Concepts: Cohort study, Epidemiology, Medical statistics, Poverty, Relative risk, Canada, Neighbourhood, Working poor

4

Working poverty has become a major public health concern in recent times, and low-paid, insecure employment has been widely linked to poor psychological wellbeing. The London Living Wage (LLW) campaign aims to ensure employees receive adequate pay. The objective of this study is to investigate whether working for a LLW employer predicted higher levels of psychological wellbeing among low-wage service sector employees.

Concepts: Public health, Poverty, Employment, Gross domestic product, Minimum wage, Working poor, Wage, Basic needs

3

Research suggests that living in fuel poverty and cold homes contributes to poor physical and mental health, and that interventions targeted at those living in poor quality housing may lead to health improvements. However, little is known about the socio-economic intermediaries and processes that contribute to better health. This study examined the relationship between energy efficiency investments to homes in low-income areas and mental and physical health of residents, as well as a number of psychosocial outcomes likely to be part of the complex relationship between energy efficiency measures and health outcomes.

Concepts: Health, Poverty, Economics, Temperature, Working poor, Energy conservation, Basic needs, Fuel poverty

3

To integrate immigrants into their societies, European countries have adopted different types of policies, which may influence health through both material and psychosocial determinants. Recent studies have suggested poorer health outcomes for immigrants living in countries with poorly rated integration policies.

Concepts: Poverty, Europe, Working poor, Basic needs

1
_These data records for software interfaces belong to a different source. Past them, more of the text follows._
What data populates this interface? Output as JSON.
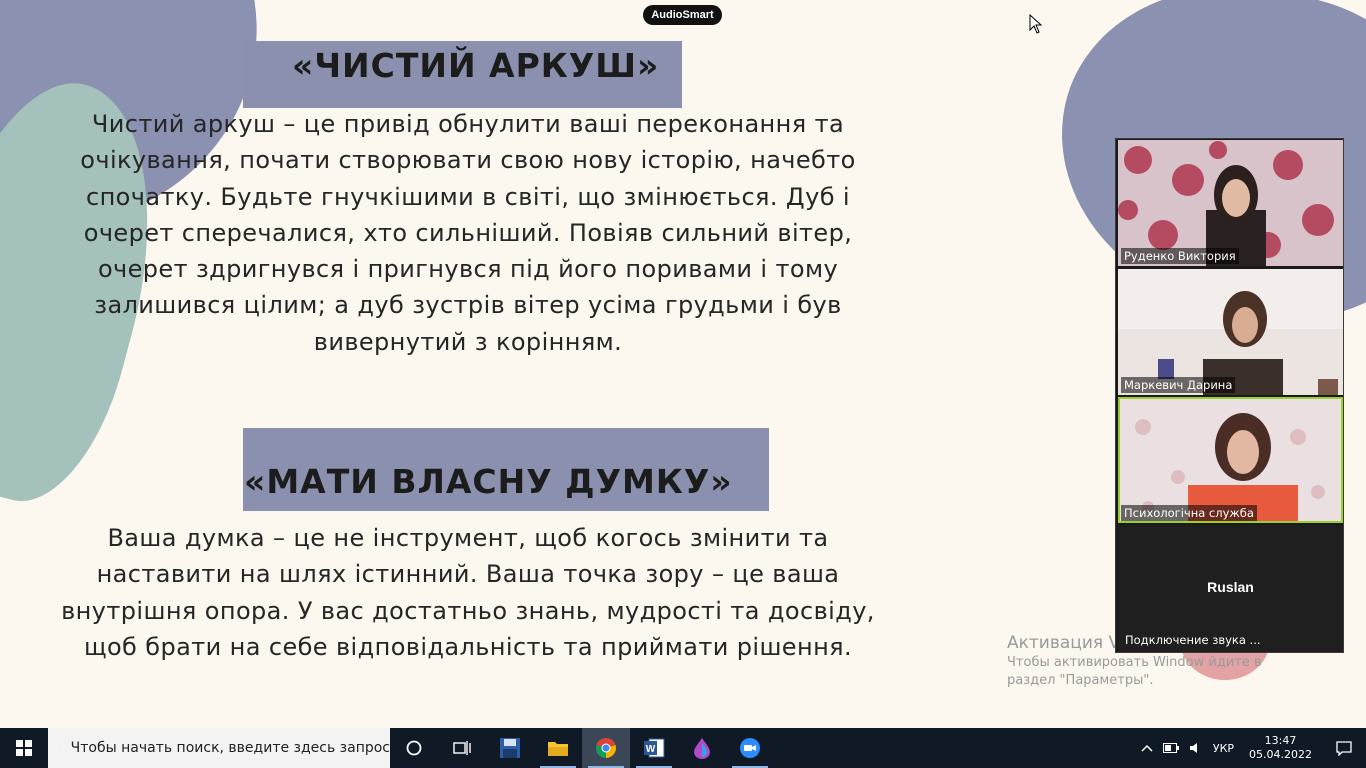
{
  "overlay": {
    "audiosmart_label": "AudioSmart"
  },
  "slide": {
    "heading1": "«ЧИСТИЙ АРКУШ»",
    "paragraph1": [
      "Чистий аркуш – це привід обнулити ваші переконання та",
      "очікування, почати створювати свою нову історію, начебто",
      "спочатку. Будьте гнучкішими в світі, що змінюється. Дуб і",
      "очерет сперечалися, хто сильніший. Повіяв сильний вітер,",
      "очерет здригнувся і пригнувся під його поривами і тому",
      "залишився цілим; а дуб зустрів вітер усіма грудьми і був",
      "вивернутий з корінням."
    ],
    "heading2": "«МАТИ ВЛАСНУ ДУМКУ»",
    "paragraph2": [
      "Ваша думка – це не інструмент, щоб когось змінити та",
      "наставити на шлях істинний. Ваша точка зору – це ваша",
      "внутрішня опора. У вас достатньо знань, мудрості та досвіду,",
      "щоб брати на себе відповідальність та приймати рішення."
    ],
    "colors": {
      "background": "#fdf8ef",
      "band": "#8a90ae",
      "blob_purple": "#8b91b0",
      "blob_teal": "#a4c1bc"
    }
  },
  "activation_watermark": {
    "title": "Активация V",
    "line1": "Чтобы активировать Window          йдите в",
    "line2": "раздел \"Параметры\"."
  },
  "video_panel": {
    "participants": [
      {
        "name": "Руденко  Виктория"
      },
      {
        "name": "Маркевич Дарина"
      },
      {
        "name": "Психологічна служба",
        "active_speaker": true
      },
      {
        "name": "Ruslan",
        "status": "Подключение звука ..."
      }
    ],
    "active_speaker_color": "#9ad032"
  },
  "taskbar": {
    "search_placeholder": "Чтобы начать поиск, введите здесь запрос",
    "apps": [
      "task-view",
      "file-explorer-save",
      "folder",
      "chrome",
      "word",
      "paint",
      "zoom"
    ],
    "language": "УКР",
    "time": "13:47",
    "date": "05.04.2022"
  }
}
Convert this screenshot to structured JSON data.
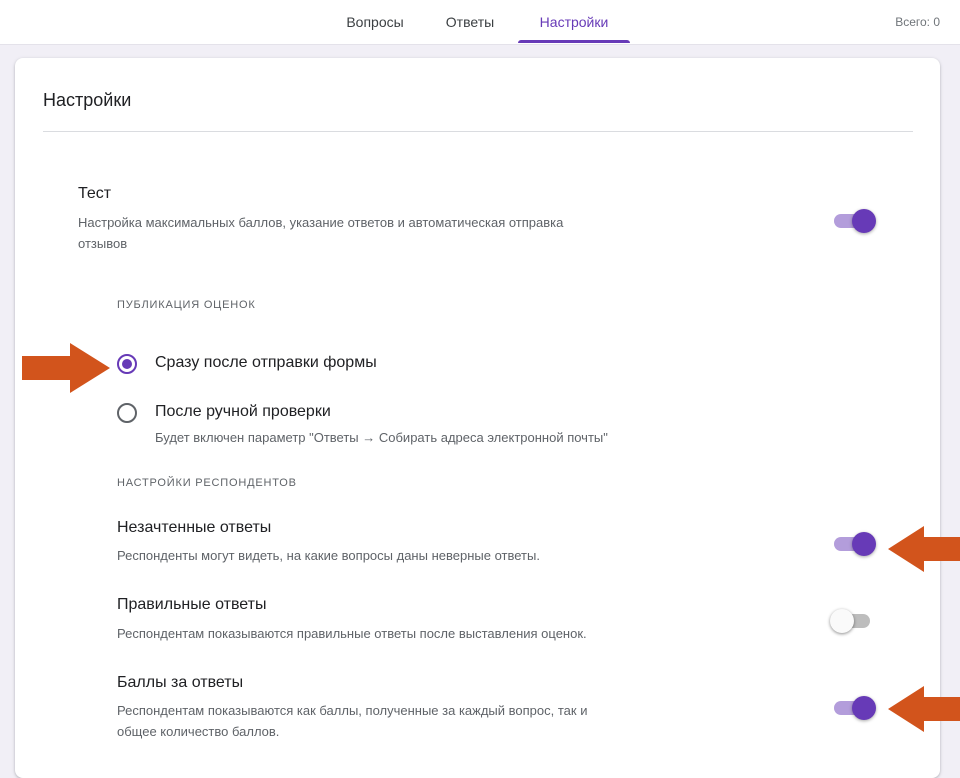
{
  "tabs": [
    {
      "label": "Вопросы",
      "active": false
    },
    {
      "label": "Ответы",
      "active": false
    },
    {
      "label": "Настройки",
      "active": true
    }
  ],
  "total_label": "Всего: 0",
  "card": {
    "title": "Настройки"
  },
  "test": {
    "title": "Тест",
    "description_line1": "Настройка максимальных баллов, указание ответов и автоматическая отправка",
    "description_line2": "отзывов",
    "toggle_on": true
  },
  "grade_publication": {
    "header": "ПУБЛИКАЦИЯ ОЦЕНОК",
    "options": [
      {
        "label": "Сразу после отправки формы",
        "selected": true
      },
      {
        "label": "После ручной проверки",
        "selected": false,
        "hint": "Будет включен параметр \"Ответы → Собирать адреса электронной почты\""
      }
    ]
  },
  "respondent_settings": {
    "header": "НАСТРОЙКИ РЕСПОНДЕНТОВ",
    "items": [
      {
        "title": "Незачтенные ответы",
        "description_line1": "Респонденты могут видеть, на какие вопросы даны неверные ответы.",
        "description_line2": "",
        "toggle_on": true
      },
      {
        "title": "Правильные ответы",
        "description_line1": "Респондентам показываются правильные ответы после выставления оценок.",
        "description_line2": "",
        "toggle_on": false
      },
      {
        "title": "Баллы за ответы",
        "description_line1": "Респондентам показываются как баллы, полученные за каждый вопрос, так и",
        "description_line2": "общее количество баллов.",
        "toggle_on": true
      }
    ]
  },
  "colors": {
    "accent": "#673ab7",
    "accent_light": "#b39ddb",
    "annotation_arrow": "#d2541c"
  }
}
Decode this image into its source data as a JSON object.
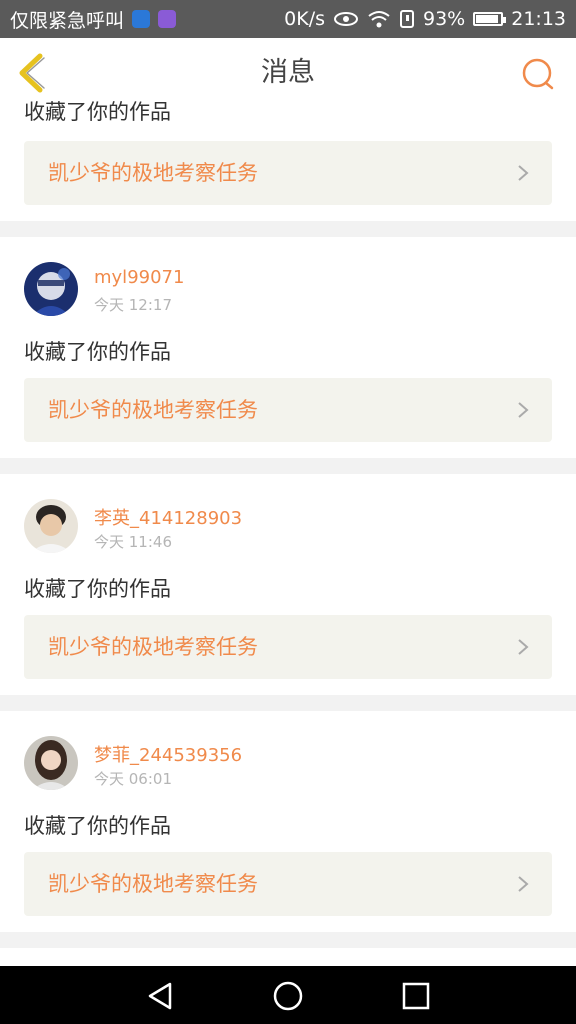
{
  "status_bar": {
    "carrier": "仅限紧急呼叫",
    "speed": "0K/s",
    "battery": "93%",
    "battery_level": 0.93,
    "time": "21:13"
  },
  "header": {
    "title": "消息"
  },
  "partial_item": {
    "action": "收藏了你的作品",
    "task": "凯少爷的极地考察任务"
  },
  "messages": [
    {
      "user": "myl99071",
      "time": "今天 12:17",
      "action": "收藏了你的作品",
      "task": "凯少爷的极地考察任务"
    },
    {
      "user": "李英_414128903",
      "time": "今天 11:46",
      "action": "收藏了你的作品",
      "task": "凯少爷的极地考察任务"
    },
    {
      "user": "梦菲_244539356",
      "time": "今天 06:01",
      "action": "收藏了你的作品",
      "task": "凯少爷的极地考察任务"
    }
  ],
  "colors": {
    "accent": "#f08a4b",
    "task_bg": "#f3f3ed",
    "back_icon": "#e6c21f"
  }
}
Childhood poverty is hypothesized to increase risk for mental and physical health problems at least in part through dysregulation of the hypothalamic-pituitary-adrenal axis. However, less is known about the specific psychosocial stressors associated with cortisol reactivity and regulation for children living in poverty. The current study investigates negative life events, household chaos, and family conflict in preschool and middle childhood as potential predictors of cortisol regulation in low-income 7-10 year olds (N = 242; M age = 7.9 years). Participants were assessed in preschool and participated in a follow-up assessment in middle childhood, during which diurnal free cortisol and free cortisol reactivity to the Trier Social Stress Test for Children (TSST-C) were assessed. Household chaos during preschool predicted a more blunted diurnal cortisol slope in middle childhood. Greater negative life events during preschool and greater concurrent family conflict were associated with increased free cortisol reactivity in middle childhood.

Concepts: Scientific method, Poverty, Prediction, Futurology, Assessment, Cortisol, Hypothesis, Working poor

1

In a Perspective, Cleusa Ferri and K. S. Jacob discuss the assessment, recognition, and care of people living with dementia in low- and middle-income countries.

Concepts: Fact, Sovereign state, Working poor, Hebron

1

Greater belief in free will is associated with greater empathy towards the working poor, support for social mobility, greater desire for socio-economic equality, and less belief that poor people are fated to live in poverty. We found no sign that belief in free will led to prejudice or discrimination against poor people or undercut justice. These findings from an online survey flatly contradict the claims made by James Miles (2013). Belief in a just world did produce many of the patterns Miles attributed to belief in free will. We also question the reasoning and the strength of the purported evidence in his article, and we recommend that future writers on the topic should cultivate cautious, open-minded consideration of competing views. Miles' article is a useful reminder that to some writers, the topic of free will elicits strong emotional reactions.

Concepts: Psychology, Poverty, Sociology, Philosophy, Emotion, Socioeconomics, William James, Working poor